J.C. notes that with Stan’s hearing failing, she has had to yell at him, but she also points to Scientology as one of the reasons there’s been quite a bit of chaos around Stan Lee and his family.
“Unfortunately, I didn’t until the last ten years or so—never before. Having someone not being able to hear, and also having a strong personality that—you know, he’s a strong guy. But, you know, he can’t hear. We’re not alone, and there’s always other people and influences, and I find that, yes, I’ve been raising my voice for several years. And I’ve had these horrible people in my family’s home, telling my parents the worst things: “Do you know what Kirk does? He’s buying them drugs!” Everyone is talking dirt like you’ve never heard. This poor man is worried about his only daughter. He’s sitting up here, and Keya had him so afraid—he was calling 911! It’s all about divide and conquer. Divide, conquer, destroy—and it’s been a horrible situation. And they turn my father so against me that he didn’t know he had a daughter. He thought he had a son named Keya! I was never a child that ever yelled, but I also have to say, I’ve been damn angry. I’ve had Keya, and Max before him, take over this house, where they’re not allowed to talk on the phone with me. Scientology. Don’t want to mention it, but you better believe, it’s right there. “
J.C. also denies that she’s beat her parents and once again appears to blame Scientology.
“As long as I’ve lived, I have never touched my mother, my father, or a dog. Never. How that ever happened… between us, my mother was very ill. She was on major drugs and drink for the pain. And she didn’t make it really easy. And people said things. Nothing was touched. And she was a little off, to say the least. And these people from this cult or whatever, were trying to get everything. Ask me how much they did get.”
“It was a terrible situation. There was never physical violence in this house. Never. I will take anything from anyone, anytime.”
Later on J.C. would describe a potential kidnapping situation:
“I wish quite frankly I never had him. I have been so used and exploited. The only thing that matters is one thing: That is him [Stan] being okay, and happy… All that mattered was my mother, until she passed. That is all in my life that matters. And these mothers… [She starts crying]… They hate me, and they don’t feel that I deserve it, or that I’ve earned it…”
“We’ve got a few of them.
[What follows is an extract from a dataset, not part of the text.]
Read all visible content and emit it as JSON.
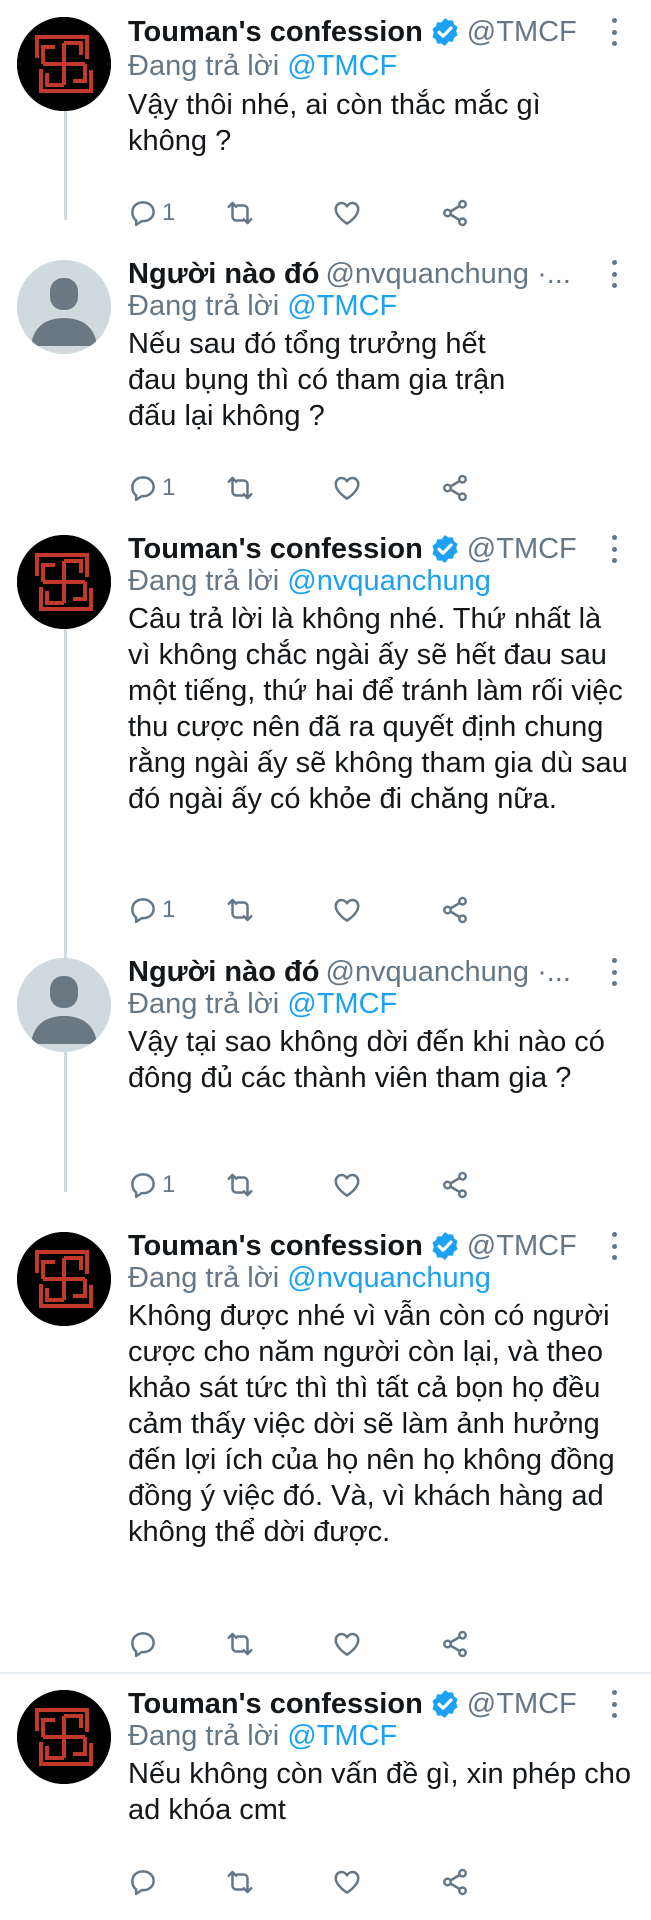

Four of them. But, they’re not going away. When this guy Brad [Brad Herman, Stan’s former business manager] came over—when my mother was very ill again—he snuck in the house. The police were called by Leo’s [neighbor Leonardo DiCaprio] guard, and they got him out. But if he didn’t have that guard, I don’t know if they’d take my father, and I’d never see him again. I’m so glad we have him. They could just take him. I’m so lucky.”
Stan Lee does indicate that he’s happy with how his funds are being managed.
I decided my daughter is no longer a teenager. This money will be left to her, and instead of waiting until I die, I will give her as much as I can for her to enjoy now. And that’s what I’m trying to do. Sometimes we have a few discussions. “Dad, can I ever have another few bucks?” And I say, “Are you sure you’ll be left with enough?” But there’s no problem. There’s no problem at all.
He also indicates he’s in good hands now, “Absolutely. Starting with this fella I call “Hairspray.” He does what—” J.C. elaborates, “He does everything. He’s a guy Friday, and he really stepped up. We’ve been trying to get him for a year.”
Stan Lee would close out the interview by praising his daughter and showing his love to her, “My daughter. I love her very much. I suspect that she loves me. We get along beautifully. I have regrets, and I suppose she does to.” He continues, “My regrets are that we don’t see each other as much. [She lives down the street]. So, we’re not together all the time. But she’s great. She’s artistic.” Finally, he concludes, “She’s lovely. She’s ambitious.”
Though the last few years have been difficult for the Stan Lee. It seems like he still has a bit of fire left in him saying, “I don’t miss the signings. I miss the creating. And that’s the writing I’m waiting to do.”
What do you think of it? Does the interview answer questions that have worried fans? Or is Lee still in peril?